Adolescence is a difficult time for anyone. It’s a time of great character change, social pressures, and of starting to find one’s place in the world. For many teens, the ability to express these difficulties by playing a musical instrument is immeasurably rewarding. Though your child may be discouraged for not having picked up an instrument earlier, they are far from being too old to learn a new trick or two. People have even been known to pick up musical instruments well into their retirement. In fact, learning an instrument involves coming to terms with the ideas of failure, persistence, and continuous development, concepts which will have a place in many parts of your teen’s life in the coming years. So, which instrument is right for your teen? This isn’t a decision that should be taken lightly, learning an instrument takes countless hours of dedication and focus, something teens all too often struggle with. So if you really want them to stick to it, the best thing to do is to help them choose an instrument that aligns with their interests.
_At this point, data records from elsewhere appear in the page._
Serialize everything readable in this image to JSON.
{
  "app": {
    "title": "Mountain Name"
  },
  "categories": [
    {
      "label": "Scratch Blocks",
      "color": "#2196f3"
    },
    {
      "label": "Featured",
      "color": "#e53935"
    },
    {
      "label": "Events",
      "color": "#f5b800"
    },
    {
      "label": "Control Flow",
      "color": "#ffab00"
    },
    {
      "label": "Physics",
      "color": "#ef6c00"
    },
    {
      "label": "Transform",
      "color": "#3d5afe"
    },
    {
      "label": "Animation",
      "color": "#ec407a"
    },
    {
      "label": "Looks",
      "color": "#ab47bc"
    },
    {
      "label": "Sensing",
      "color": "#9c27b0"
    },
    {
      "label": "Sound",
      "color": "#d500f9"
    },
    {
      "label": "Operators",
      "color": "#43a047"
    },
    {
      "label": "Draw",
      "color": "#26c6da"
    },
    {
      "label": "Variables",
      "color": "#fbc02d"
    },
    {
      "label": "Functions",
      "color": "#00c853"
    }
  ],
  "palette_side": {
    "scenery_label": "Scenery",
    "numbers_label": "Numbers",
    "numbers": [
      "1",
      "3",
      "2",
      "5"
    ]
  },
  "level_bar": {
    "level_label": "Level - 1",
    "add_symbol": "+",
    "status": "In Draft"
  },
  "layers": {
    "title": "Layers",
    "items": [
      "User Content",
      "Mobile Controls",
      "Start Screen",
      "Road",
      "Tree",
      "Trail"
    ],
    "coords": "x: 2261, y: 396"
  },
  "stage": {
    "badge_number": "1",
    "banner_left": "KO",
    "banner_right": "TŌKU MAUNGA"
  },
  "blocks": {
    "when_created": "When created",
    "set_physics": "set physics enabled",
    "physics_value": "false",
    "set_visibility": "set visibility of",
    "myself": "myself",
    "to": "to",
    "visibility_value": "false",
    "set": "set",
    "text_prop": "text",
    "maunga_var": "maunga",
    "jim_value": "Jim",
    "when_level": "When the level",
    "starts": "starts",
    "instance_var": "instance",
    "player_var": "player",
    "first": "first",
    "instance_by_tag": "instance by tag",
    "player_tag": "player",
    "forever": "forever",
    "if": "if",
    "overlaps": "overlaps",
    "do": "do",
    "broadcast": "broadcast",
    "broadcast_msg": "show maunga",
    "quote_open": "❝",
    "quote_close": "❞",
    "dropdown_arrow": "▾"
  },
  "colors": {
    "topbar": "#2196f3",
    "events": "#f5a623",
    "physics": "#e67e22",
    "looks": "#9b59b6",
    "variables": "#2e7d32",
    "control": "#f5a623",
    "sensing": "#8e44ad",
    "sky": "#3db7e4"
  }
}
The 5 Best Instruments For Teens
Drums for Homeschooling Teens
Learning the drums is an amazing experience. Not only are drums an incredibly versatile instrument, featuring in genres ranging from smooth jazz to electronic dance bangers, they are also seriously valuable for brain development, combining both the creative and logical/mathematical areas of the brain.
Once your teen gets a couple of lessons under their belt, they’ll be able to put the drums to good use for a cardio workout too – a fantastic way to let out that teenage angst. One thing to consider though is that a drum kit is pretty big, so you’ll probably need space in the garage or spare room. They are incredibly loud too, so if you have nearby neighbors or live in an apartment, this might not be the most suitable instrument.
Singing for Homeschooling Teens
Yes, vocals are an instrument too! And unlike the drums, they don’t take up any room at all. Learning to sing is incredibly rewarding; it develops both rhythmic and melodic understanding, and can be applied across a range of types of music.
Learning to sing is super cost-effective too, no need to go out and buy any expensive equipment. Confidence can be a huge issue when it comes to singing though. For some reason, we tend to be more shy about our developing singing abilities than we are about our terrible guitar playing…
If your teen isn’t particularly confident in general then they may struggle to perform in front of others, such as their teacher, or to practice at home when others are around.
Guitar for Homeschooling Teens
Pretty much everybody’s go-to instrument, the guitar is a great instrument for your teen to pick up. Whether they are interested in learning fingerpicked acoustic pieces, playing soaring blues solos or thrashing out a set of punk songs with their friends, the guitar will get them there.
There are a number of factors to consider when picking up the guitar, such as whether to start out on an acoustic or an electric guitar. Whichever you choose, it’s a good idea to invest a little cash in a decent guitar. Learning on an old or poorly constructed instrument is an easy way to lose interest, plus your teen may feel embarrassed bringing it along to lessons or social gatherings.
Keyboard for Homeschooling Teens
The piano is one of the most common instruments that children learn, however it may or may not interest your teen. Piano’s are big, heavy, and expensive too, which makes learning to play on a keyboard a suitable alternative.
Keyboards are also much more likely to pique your teen’s interest, as they can be used to control synthesizer instruments, which are incredibly common in a lot of dance and pop music. Of course, this depends on your teen’s musical interests, but purchasing a MIDI keyboard that connects to their laptop can give them access to a world full of sounds and textures, all using the same controller.
Violin for Homeschooling Teens
If your teen shuns bass-heavy pop music for the more refined, elegant and intricate sounds of orchestral and jazz music, then the violin might well be the instrument for them.
A decent violin can run up quite a bill though, as can the required lessons, so make sure you’re prepared for that. You should also prepare for a painful few weeks of practice until they get the hang of fingering and bow techniques. That said, most instruments have a pretty steep learning curve, and it’s unlikely that your teen will be performing beautiful sonatas for some time.
The world of musical instruments is wide, and we’ve barely touched the tip of the iceberg. Though the chances that your teen wants to pick up the tuba are pretty slim, you might be surprised. Spend a bit of time listening to some of their favorite songs with them, and try to identify what interests them most about it.